### DATA FOR ANALYSIS
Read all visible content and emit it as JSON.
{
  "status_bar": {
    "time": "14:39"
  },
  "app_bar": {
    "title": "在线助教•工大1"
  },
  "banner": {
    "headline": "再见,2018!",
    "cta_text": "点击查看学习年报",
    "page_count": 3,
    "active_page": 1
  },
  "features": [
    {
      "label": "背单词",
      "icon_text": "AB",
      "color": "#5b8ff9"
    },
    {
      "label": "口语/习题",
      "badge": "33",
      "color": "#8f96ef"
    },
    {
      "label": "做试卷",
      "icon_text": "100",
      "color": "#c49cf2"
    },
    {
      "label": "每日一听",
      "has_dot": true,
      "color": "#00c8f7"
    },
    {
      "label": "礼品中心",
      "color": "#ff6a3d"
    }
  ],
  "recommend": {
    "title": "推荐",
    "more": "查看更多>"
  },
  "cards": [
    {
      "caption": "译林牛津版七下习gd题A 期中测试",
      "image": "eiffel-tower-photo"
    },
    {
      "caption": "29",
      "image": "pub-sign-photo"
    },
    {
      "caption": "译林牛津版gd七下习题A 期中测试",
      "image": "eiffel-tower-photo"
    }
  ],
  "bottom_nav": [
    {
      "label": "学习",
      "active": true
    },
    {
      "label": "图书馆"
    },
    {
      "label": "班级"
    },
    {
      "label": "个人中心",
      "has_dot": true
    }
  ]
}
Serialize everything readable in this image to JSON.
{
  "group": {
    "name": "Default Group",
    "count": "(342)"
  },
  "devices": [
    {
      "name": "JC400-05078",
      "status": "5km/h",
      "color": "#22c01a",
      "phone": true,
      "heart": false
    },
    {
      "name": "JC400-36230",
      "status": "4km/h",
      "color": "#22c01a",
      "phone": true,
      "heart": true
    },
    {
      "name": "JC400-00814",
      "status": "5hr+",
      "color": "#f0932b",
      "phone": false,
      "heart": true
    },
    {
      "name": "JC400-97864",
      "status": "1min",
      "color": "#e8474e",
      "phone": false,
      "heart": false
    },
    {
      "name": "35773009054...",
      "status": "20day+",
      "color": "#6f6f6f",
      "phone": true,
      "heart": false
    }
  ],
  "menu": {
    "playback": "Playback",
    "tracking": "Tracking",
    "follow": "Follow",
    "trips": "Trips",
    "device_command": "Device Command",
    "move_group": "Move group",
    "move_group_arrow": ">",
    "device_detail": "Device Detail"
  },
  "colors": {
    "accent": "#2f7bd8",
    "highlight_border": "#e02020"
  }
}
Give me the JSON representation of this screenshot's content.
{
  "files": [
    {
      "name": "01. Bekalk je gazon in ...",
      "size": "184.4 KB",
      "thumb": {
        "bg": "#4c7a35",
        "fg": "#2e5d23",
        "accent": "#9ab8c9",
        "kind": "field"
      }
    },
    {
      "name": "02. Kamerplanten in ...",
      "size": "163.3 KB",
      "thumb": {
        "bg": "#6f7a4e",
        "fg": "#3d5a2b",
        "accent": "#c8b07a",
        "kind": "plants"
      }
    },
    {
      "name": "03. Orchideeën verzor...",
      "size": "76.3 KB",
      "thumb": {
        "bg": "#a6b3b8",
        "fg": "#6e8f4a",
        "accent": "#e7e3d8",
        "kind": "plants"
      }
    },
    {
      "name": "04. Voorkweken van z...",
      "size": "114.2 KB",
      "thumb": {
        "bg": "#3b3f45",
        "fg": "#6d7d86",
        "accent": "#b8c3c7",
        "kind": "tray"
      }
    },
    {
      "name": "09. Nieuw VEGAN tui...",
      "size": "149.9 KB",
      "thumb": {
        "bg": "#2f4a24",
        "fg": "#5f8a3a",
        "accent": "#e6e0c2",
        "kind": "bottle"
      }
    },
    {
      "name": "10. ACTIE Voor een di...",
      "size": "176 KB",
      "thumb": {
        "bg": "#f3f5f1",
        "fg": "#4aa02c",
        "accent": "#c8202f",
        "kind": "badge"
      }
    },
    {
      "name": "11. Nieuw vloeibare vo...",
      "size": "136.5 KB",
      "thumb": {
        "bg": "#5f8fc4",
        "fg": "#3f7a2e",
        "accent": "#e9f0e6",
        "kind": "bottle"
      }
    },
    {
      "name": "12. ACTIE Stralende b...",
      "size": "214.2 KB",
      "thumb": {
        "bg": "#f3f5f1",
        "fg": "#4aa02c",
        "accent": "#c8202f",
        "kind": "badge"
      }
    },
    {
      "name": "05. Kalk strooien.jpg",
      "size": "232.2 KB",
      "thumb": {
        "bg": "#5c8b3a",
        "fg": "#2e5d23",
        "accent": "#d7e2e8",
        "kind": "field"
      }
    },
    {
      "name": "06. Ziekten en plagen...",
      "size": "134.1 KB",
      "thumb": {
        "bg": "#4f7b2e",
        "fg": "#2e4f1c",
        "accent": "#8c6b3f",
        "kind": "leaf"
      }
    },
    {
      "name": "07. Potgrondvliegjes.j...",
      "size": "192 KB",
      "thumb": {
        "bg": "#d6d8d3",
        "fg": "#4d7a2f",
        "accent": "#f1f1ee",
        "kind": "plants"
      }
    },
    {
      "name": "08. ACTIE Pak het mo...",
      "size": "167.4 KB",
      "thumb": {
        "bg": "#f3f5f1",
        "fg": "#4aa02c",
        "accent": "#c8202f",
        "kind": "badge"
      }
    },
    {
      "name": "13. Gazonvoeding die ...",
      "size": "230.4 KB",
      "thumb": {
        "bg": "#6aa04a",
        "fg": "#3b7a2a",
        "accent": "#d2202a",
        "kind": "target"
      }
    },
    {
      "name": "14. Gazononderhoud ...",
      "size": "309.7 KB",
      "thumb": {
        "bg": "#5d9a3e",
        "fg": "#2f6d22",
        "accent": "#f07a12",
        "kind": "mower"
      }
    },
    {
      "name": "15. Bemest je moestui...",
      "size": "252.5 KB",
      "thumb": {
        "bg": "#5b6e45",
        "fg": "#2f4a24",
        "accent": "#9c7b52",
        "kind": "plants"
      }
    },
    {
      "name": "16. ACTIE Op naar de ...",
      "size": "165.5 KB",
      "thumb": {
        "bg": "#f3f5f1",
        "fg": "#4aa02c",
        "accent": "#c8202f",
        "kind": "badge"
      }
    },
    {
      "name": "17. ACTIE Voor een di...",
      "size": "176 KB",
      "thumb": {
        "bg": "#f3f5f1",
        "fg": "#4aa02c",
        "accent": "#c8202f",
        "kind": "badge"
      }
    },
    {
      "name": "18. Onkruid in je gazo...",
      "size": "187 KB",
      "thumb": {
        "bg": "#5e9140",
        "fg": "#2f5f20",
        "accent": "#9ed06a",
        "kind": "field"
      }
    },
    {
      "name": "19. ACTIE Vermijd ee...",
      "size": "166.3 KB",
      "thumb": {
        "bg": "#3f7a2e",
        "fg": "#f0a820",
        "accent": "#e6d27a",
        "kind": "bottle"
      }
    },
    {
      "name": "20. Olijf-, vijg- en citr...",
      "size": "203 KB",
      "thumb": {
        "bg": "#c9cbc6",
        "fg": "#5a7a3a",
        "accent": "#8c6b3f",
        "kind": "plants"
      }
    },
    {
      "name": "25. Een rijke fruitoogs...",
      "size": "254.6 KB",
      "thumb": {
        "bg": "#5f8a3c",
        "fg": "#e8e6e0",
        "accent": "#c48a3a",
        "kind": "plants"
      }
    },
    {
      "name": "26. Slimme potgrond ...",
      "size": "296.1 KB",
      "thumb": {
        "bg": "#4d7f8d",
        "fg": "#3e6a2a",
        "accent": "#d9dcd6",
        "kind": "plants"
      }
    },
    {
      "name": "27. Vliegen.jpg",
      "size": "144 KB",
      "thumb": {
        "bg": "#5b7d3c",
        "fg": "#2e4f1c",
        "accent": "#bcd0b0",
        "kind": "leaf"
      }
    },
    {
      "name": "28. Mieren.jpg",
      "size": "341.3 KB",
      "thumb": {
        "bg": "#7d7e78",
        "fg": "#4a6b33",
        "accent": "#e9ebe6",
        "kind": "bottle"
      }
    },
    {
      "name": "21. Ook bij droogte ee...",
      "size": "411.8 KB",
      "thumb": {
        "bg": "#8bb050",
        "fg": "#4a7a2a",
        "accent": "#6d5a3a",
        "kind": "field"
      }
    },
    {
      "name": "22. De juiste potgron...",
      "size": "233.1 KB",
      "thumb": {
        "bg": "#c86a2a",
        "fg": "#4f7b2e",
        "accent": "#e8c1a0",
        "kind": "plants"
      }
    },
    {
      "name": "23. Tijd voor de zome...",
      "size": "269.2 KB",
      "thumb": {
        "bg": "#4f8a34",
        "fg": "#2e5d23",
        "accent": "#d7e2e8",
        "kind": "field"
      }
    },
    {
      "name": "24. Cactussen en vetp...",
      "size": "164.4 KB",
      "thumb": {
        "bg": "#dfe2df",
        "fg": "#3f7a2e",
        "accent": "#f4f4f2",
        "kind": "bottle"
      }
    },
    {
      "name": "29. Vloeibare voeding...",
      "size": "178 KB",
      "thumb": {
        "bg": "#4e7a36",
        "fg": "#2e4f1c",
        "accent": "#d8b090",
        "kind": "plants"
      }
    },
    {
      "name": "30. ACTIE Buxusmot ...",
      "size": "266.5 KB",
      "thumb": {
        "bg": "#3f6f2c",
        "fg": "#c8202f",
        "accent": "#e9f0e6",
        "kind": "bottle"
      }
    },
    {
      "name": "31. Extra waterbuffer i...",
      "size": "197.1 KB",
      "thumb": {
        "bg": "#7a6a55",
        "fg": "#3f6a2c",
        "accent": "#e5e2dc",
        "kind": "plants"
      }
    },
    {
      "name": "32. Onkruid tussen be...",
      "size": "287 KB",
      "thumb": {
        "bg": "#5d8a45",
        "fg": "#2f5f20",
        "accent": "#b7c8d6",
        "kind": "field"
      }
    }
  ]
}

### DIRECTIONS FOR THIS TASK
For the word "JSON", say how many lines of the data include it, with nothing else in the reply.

### SOLUTION TO THIS PROBLEM
3